That response was unconvincing to Salt Lake County Mayor Ben McAdams, who called it “unacceptable,” and to House Speaker Greg Hughes, who said, “That kind of random enforcement makes no sense to me.”
McAdams and Hughes are right. The Road Home has tolerated too much for too long, and now its credibility is at stake. It has to do better starting right now.
But before we all rise in moral indignation, there is one important thing to remember: The Road Home goes where no one else will.
The Road Home is what is called a low-barrier-to-entry shelter. It’s based on the core compassion of helping people who aren’t providing for themselves. This includes alcoholics, drug addicts, the mentally ill and others who are not ready or able to turn their lives around, and may never be. They use illegal drugs to blunt their pains, and they have little to lose if they try to sneak their fixes into the shelter.
But we still need to try to put a roof over their heads.
Much has been made by McAdams, Hughes and others about how the new, smaller shelters will have a different approach than Rio Grande. Residents will have more services and support, but they’ll have to comply with more rules and show progress (the higher barrier to entry).

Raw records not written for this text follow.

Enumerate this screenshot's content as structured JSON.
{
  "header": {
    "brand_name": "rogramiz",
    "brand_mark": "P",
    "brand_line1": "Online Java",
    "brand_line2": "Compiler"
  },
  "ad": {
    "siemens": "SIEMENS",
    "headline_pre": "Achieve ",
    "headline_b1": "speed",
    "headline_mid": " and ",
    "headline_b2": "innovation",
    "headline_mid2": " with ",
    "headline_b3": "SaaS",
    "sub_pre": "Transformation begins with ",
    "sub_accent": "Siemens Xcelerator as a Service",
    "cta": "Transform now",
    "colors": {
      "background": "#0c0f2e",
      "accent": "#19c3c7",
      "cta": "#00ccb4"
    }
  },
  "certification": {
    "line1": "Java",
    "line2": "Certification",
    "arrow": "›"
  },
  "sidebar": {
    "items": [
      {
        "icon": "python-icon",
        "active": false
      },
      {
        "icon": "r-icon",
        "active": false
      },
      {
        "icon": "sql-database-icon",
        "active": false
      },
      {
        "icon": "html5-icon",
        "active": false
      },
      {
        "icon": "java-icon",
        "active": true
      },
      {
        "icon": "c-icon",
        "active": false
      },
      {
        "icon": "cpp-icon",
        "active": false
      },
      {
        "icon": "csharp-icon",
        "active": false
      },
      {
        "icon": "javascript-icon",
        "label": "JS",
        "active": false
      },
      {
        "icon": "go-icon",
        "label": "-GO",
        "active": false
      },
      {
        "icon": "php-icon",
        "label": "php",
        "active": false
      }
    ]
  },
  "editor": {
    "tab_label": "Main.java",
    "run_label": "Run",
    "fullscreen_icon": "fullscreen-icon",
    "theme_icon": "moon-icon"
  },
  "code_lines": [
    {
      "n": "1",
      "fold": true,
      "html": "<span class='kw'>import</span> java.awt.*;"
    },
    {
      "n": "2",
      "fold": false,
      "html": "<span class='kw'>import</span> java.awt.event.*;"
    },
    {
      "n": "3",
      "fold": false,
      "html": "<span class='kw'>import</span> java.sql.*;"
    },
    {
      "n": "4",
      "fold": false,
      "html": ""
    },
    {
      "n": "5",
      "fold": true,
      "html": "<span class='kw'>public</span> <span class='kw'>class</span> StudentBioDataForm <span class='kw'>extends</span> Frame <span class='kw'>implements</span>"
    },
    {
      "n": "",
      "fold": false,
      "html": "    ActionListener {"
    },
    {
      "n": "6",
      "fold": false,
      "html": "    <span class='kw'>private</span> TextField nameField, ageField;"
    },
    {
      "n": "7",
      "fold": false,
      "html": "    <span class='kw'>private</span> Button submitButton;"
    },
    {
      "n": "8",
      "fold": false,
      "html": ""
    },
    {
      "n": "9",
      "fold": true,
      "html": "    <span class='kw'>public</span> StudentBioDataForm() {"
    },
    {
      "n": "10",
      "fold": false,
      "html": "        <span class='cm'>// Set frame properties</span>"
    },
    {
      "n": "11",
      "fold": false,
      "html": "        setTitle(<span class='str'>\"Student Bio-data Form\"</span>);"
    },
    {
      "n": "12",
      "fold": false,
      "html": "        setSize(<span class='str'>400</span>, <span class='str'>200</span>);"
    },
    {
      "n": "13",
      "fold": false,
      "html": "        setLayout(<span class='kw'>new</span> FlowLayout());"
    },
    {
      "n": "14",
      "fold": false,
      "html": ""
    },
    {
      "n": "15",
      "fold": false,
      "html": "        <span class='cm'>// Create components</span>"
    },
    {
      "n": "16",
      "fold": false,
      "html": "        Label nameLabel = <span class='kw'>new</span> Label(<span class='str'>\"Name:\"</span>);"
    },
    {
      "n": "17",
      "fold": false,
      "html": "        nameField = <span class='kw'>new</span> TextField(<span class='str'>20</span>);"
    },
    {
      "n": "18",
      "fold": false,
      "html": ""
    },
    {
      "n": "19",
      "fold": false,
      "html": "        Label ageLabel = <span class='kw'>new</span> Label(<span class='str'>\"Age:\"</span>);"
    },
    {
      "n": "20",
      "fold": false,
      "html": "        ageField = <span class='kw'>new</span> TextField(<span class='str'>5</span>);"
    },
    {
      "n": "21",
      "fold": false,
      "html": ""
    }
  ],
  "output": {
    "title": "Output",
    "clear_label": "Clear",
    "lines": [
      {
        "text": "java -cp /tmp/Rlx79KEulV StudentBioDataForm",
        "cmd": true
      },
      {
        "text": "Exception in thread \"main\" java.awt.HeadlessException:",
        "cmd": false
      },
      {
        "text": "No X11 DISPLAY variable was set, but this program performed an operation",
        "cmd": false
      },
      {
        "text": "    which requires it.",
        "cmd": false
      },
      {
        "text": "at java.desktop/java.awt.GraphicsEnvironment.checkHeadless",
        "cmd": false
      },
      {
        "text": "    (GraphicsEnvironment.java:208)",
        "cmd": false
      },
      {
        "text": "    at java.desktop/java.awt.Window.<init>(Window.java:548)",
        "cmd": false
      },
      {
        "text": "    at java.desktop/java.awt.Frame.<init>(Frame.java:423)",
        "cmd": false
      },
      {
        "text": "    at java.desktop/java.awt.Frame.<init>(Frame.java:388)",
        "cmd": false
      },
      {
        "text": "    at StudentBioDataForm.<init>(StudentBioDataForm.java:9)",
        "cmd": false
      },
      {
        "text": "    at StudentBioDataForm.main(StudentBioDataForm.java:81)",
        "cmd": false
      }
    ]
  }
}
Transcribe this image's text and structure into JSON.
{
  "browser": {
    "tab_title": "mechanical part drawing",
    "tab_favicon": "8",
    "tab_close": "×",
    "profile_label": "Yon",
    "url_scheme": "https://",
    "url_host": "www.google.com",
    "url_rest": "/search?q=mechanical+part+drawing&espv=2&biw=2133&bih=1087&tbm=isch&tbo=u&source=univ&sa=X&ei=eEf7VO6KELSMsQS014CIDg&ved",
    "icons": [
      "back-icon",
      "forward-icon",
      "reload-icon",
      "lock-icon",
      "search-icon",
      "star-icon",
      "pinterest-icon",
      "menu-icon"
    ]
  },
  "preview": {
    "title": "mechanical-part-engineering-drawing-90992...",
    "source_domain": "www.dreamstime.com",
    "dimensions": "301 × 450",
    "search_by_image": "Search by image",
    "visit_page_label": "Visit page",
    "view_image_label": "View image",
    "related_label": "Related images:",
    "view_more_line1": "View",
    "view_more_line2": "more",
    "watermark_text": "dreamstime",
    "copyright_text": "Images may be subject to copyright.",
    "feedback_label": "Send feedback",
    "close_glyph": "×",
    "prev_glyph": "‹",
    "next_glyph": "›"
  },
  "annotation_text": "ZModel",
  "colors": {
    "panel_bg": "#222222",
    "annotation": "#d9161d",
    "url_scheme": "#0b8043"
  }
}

That is exactly the right approach for many homeless people, but not much has been said about what happens to the low-barrier population when the Rio Grande shelter closes in a year. They won’t just disappear.
The audit makes very clear that The Road Home needs to change, and time is running out for it to repair the damage before state and local leaders give up on the shelter. But if The Road Home goes away, its clientele still will be among us. We can’t audit our way out of that.